Alabama is one of only three states with no tax break on groceries. Removing the state sales tax from food would allow everyone to afford an extra two weeks’ worth of groceries. Lawmakers will introduce legislation to end the state grocery tax during the 2023 regular session, and Arise will support these bills. Join our email list for updates on these bills and alerts on how you can help end the state grocery tax.
Expand free school meals
Many local schools and districts provide free school meals for all their students. Universal free meals improve students’ health and education. They also reduce the financial burden on families struggling to make ends meet.
Eligible school districts that have not adopted the Community Eligibility Provision should work to do so. And state policymakers should remove administrative barriers for schools seeking to expand free school and summer meal programs.
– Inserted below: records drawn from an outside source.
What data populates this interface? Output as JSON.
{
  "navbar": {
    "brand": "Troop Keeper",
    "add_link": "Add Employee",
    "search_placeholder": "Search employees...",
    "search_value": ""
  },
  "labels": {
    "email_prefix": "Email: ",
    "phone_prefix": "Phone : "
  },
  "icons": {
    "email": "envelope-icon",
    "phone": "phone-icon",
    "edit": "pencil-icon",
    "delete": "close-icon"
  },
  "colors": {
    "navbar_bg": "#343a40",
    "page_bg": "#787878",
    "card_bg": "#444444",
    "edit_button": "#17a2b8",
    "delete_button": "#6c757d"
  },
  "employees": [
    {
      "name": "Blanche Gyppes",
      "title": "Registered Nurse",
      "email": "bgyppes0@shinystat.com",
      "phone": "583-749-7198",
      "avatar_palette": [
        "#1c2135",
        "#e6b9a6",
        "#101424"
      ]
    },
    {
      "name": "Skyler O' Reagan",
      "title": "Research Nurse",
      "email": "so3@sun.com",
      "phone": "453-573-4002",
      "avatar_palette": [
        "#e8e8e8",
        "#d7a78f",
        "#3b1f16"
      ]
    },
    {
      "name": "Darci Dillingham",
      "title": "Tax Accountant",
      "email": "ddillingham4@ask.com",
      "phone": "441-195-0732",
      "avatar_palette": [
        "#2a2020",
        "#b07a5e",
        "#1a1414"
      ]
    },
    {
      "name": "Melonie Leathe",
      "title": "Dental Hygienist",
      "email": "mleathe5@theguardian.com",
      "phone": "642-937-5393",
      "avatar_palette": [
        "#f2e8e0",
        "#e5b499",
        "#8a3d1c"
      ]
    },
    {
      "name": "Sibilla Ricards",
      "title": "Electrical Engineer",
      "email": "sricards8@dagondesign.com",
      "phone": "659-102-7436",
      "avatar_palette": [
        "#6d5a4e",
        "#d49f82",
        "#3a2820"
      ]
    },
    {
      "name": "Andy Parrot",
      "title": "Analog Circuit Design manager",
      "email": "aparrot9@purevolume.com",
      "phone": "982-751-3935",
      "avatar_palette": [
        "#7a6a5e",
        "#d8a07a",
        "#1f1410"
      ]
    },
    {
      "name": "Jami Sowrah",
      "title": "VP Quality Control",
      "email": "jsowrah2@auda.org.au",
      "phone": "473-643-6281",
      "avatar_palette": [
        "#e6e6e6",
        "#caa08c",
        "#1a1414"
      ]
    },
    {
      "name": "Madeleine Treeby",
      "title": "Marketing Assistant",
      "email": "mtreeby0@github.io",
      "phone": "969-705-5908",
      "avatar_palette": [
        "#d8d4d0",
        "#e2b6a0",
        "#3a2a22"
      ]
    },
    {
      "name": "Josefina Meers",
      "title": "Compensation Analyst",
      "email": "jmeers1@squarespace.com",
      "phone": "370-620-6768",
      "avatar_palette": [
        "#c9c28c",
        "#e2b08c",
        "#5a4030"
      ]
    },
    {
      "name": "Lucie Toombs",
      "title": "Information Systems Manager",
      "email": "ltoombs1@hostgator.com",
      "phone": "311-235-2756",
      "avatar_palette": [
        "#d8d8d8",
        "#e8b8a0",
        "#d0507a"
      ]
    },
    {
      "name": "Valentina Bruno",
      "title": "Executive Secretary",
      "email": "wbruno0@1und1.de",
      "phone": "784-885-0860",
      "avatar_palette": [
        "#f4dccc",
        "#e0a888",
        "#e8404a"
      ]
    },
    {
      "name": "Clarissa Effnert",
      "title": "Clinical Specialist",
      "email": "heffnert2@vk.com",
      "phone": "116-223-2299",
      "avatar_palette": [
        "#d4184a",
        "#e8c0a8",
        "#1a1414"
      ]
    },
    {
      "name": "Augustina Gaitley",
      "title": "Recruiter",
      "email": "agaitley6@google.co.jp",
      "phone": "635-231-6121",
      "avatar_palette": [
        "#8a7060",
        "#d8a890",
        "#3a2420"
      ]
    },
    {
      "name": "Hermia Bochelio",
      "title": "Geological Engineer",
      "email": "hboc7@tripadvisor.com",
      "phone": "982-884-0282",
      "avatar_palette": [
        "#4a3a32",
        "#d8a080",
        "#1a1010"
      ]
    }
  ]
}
Provide state funding for Double Up Food Bucks
The Double Up Food Bucks program offers extra fruit and vegetables for SNAP participants. This program promotes better health for SNAP participants and more money for Alabama’s farmers. But the absence of state dollars limits the number of stores where these extra benefits are available. Arise encourages the Legislature to provide state funding for Double Up Food Bucks in the 2024 budget year.
Strengthen SNAP in the Farm Bill
Congress must reauthorize the Farm Bill, which includes SNAP, next year. Many advocates are calling for Congress to make the emergency allotment amounts permanent, either in the Farm Bill or through other legislation. Other groups are encouraging Congress to increase all SNAP benefits to a level that better reflects the real cost of food. Sign up for Arise’s email list for action alerts and updates as we get closer to the Farm Bill reauthorization.